To address this, Duke is developing a bioinformatics workflow to ensure patient records and molecular profiling results are accessible and can move seamlessly between the community sites and its cancer institute. With this workflow, the MTB will have full access to a patient's records, and they will be able to review cases and provide decision-making support to doctors at an affiliate site as easily as they would a colleague at the main Duke Health campus.

Since the MTB access project will focus on communities with high levels of poverty, the cancer institute will also support and advocate for patients who receive bills for the molecular testing they receive. Specifically, Duke's relationships with preferred diagnostic vendors can prevent patients getting bills in the first place. A condition of being a preferred vendor, according to Strickler, is that patients won't receive surprise or excessively high bills. If patients receive a bill, the MTB will reach out to the test vendor to resolve the issue, he added.

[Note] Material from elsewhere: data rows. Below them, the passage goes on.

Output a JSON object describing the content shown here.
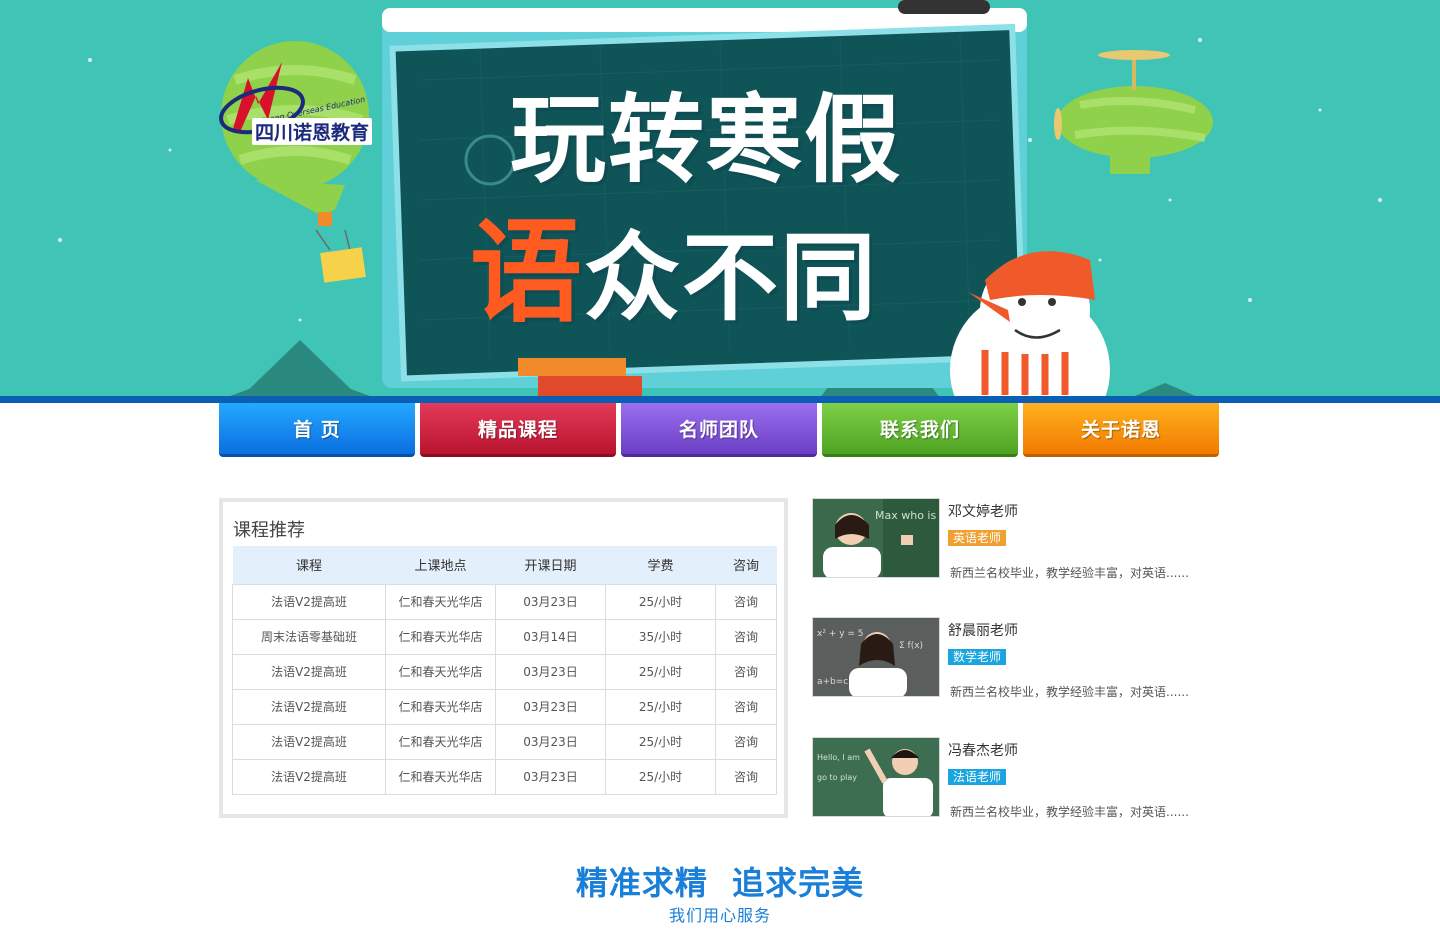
{
  "banner": {
    "title_line1": "玩转寒假",
    "title_line2_accent": "语",
    "title_line2_rest": "众不同",
    "logo_cn": "四川诺恩教育",
    "logo_en": "Nuoen Overseas Education"
  },
  "nav": {
    "items": [
      {
        "label": "首 页",
        "color": "#1a8ff0"
      },
      {
        "label": "精品课程",
        "color": "#d0223f"
      },
      {
        "label": "名师团队",
        "color": "#8152dc"
      },
      {
        "label": "联系我们",
        "color": "#62b830"
      },
      {
        "label": "关于诺恩",
        "color": "#fb9510"
      }
    ]
  },
  "courses": {
    "title": "课程推荐",
    "headers": [
      "课程",
      "上课地点",
      "开课日期",
      "学费",
      "咨询"
    ],
    "rows": [
      [
        "法语V2提高班",
        "仁和春天光华店",
        "03月23日",
        "25/小时",
        "咨询"
      ],
      [
        "周末法语零基础班",
        "仁和春天光华店",
        "03月14日",
        "35/小时",
        "咨询"
      ],
      [
        "法语V2提高班",
        "仁和春天光华店",
        "03月23日",
        "25/小时",
        "咨询"
      ],
      [
        "法语V2提高班",
        "仁和春天光华店",
        "03月23日",
        "25/小时",
        "咨询"
      ],
      [
        "法语V2提高班",
        "仁和春天光华店",
        "03月23日",
        "25/小时",
        "咨询"
      ],
      [
        "法语V2提高班",
        "仁和春天光华店",
        "03月23日",
        "25/小时",
        "咨询"
      ]
    ]
  },
  "teachers": [
    {
      "name": "邓文婷老师",
      "tag": "英语老师",
      "tag_color": "#f0a030",
      "desc": "新西兰名校毕业，教学经验丰富，对英语......"
    },
    {
      "name": "舒晨丽老师",
      "tag": "数学老师",
      "tag_color": "#1aa5e0",
      "desc": "新西兰名校毕业，教学经验丰富，对英语......"
    },
    {
      "name": "冯春杰老师",
      "tag": "法语老师",
      "tag_color": "#1aa5e0",
      "desc": "新西兰名校毕业，教学经验丰富，对英语......"
    }
  ],
  "slogan": {
    "main": "精准求精  追求完美",
    "sub": "我们用心服务"
  }
}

Strickler believes Duke's program will be able to provide community doctors better end-to-end support, from guiding testing and treatment decisions to financial support. "It's a much deeper level of support than they would have otherwise received either locally or by relying exclusively on a commercial vendor's workflow," Strickler said. "Before this grant, there was no way for a patient from one of these rural community settings to have all of their information, clinical and molecular data, flow to our molecular tumor board in a compliant way."

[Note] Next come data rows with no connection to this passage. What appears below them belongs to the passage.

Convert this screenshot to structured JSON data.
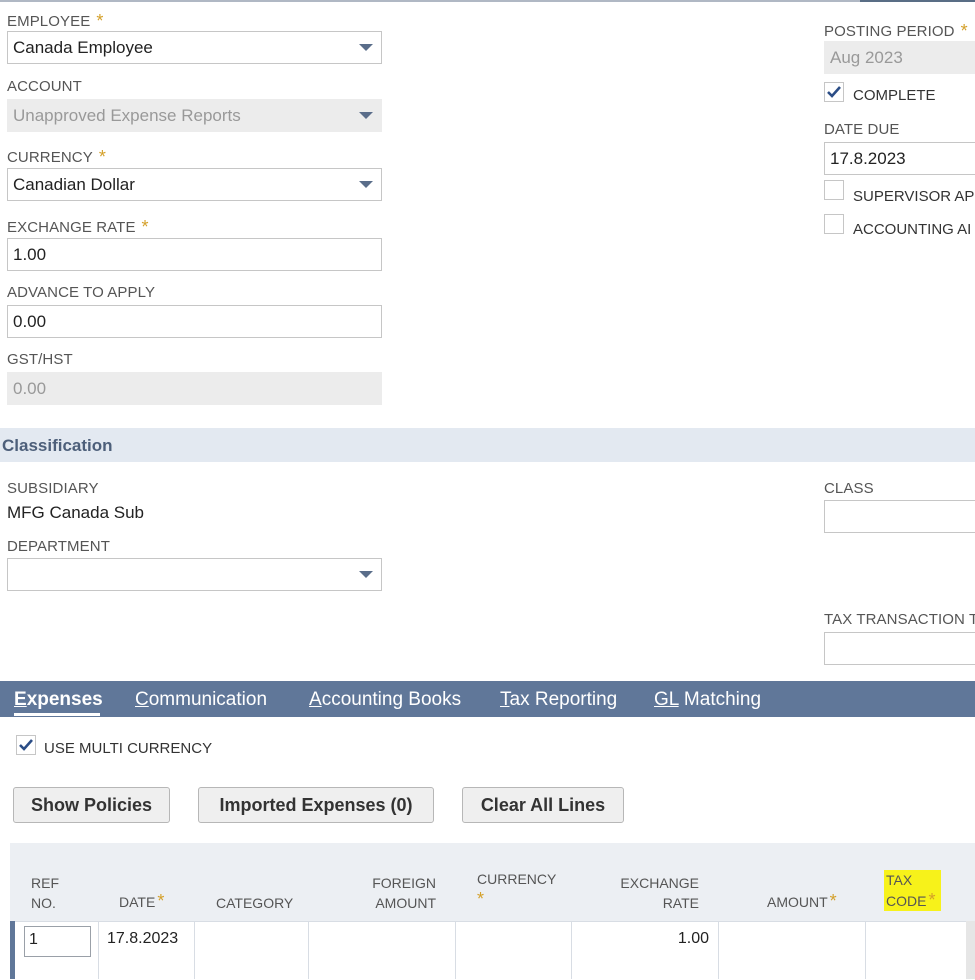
{
  "main": {
    "employee": {
      "label": "EMPLOYEE",
      "value": "Canada Employee"
    },
    "account": {
      "label": "ACCOUNT",
      "value": "Unapproved Expense Reports"
    },
    "currency": {
      "label": "CURRENCY",
      "value": "Canadian Dollar"
    },
    "exchange_rate": {
      "label": "EXCHANGE RATE",
      "value": "1.00"
    },
    "advance": {
      "label": "ADVANCE TO APPLY",
      "value": "0.00"
    },
    "gst": {
      "label": "GST/HST",
      "value": "0.00"
    },
    "required_mark": "*"
  },
  "right": {
    "posting_period": {
      "label": "POSTING PERIOD",
      "value": "Aug 2023"
    },
    "complete": {
      "label": "COMPLETE",
      "checked": true
    },
    "date_due": {
      "label": "DATE DUE",
      "value": "17.8.2023"
    },
    "supervisor": {
      "label": "SUPERVISOR API",
      "checked": false
    },
    "accounting": {
      "label": "ACCOUNTING AI",
      "checked": false
    }
  },
  "classification": {
    "title": "Classification",
    "subsidiary": {
      "label": "SUBSIDIARY",
      "value": "MFG Canada Sub"
    },
    "department": {
      "label": "DEPARTMENT",
      "value": ""
    },
    "class": {
      "label": "CLASS",
      "value": ""
    },
    "tax_transaction": {
      "label": "TAX TRANSACTION T",
      "value": ""
    }
  },
  "tabs": [
    {
      "first": "E",
      "rest": "xpenses"
    },
    {
      "first": "C",
      "rest": "ommunication"
    },
    {
      "first": "A",
      "rest": "ccounting Books"
    },
    {
      "first": "T",
      "rest": "ax Reporting"
    },
    {
      "first": "GL",
      "rest": " Matching"
    }
  ],
  "multi_currency": {
    "label": "USE MULTI CURRENCY",
    "checked": true
  },
  "buttons": {
    "show_policies": "Show Policies",
    "imported": "Imported Expenses (0)",
    "clear": "Clear All Lines"
  },
  "grid": {
    "headers": {
      "ref_1": "REF",
      "ref_2": "NO.",
      "date": "DATE",
      "category": "CATEGORY",
      "foreign_1": "FOREIGN",
      "foreign_2": "AMOUNT",
      "currency": "CURRENCY",
      "exrate_1": "EXCHANGE",
      "exrate_2": "RATE",
      "amount": "AMOUNT",
      "tax_1": "TAX",
      "tax_2": "CODE"
    },
    "row": {
      "ref": "1",
      "date": "17.8.2023",
      "exchange_rate": "1.00"
    }
  },
  "colors": {
    "tabbar": "#607799",
    "required": "#d4a02a",
    "highlight": "#f7f21a"
  }
}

The project has kicked off with two Duke Cancer Network sites in Robeson and Scotland counties in North Carolina. In these two counties, about a third of the population is low-income, Strickler said. That, along with the counties' distance from an academic medical center, makes accessing precision oncology care more difficult.

While the project has just begun, Strickler is optimistic that by giving greater access to simpler testing workflows and MTB expertise — or "concierge support" as he calls it — doctors will be able to identify more lung and thyroid cancer patients in the community with actionable biomarkers, increase their opportunities for precision oncology care, and improve outcomes. Such support can also give patients who typically don't have the chance to partake in research more opportunities to enroll in clinical trials.

"One of the aspects of this project that I'm particularly enthusiastic about is that it will allow for our research to be more inclusive of patient populations that have typically been excluded," Strickler said. "And it will allow us to generate scientific insights that are more broadly applicable to a real-world population."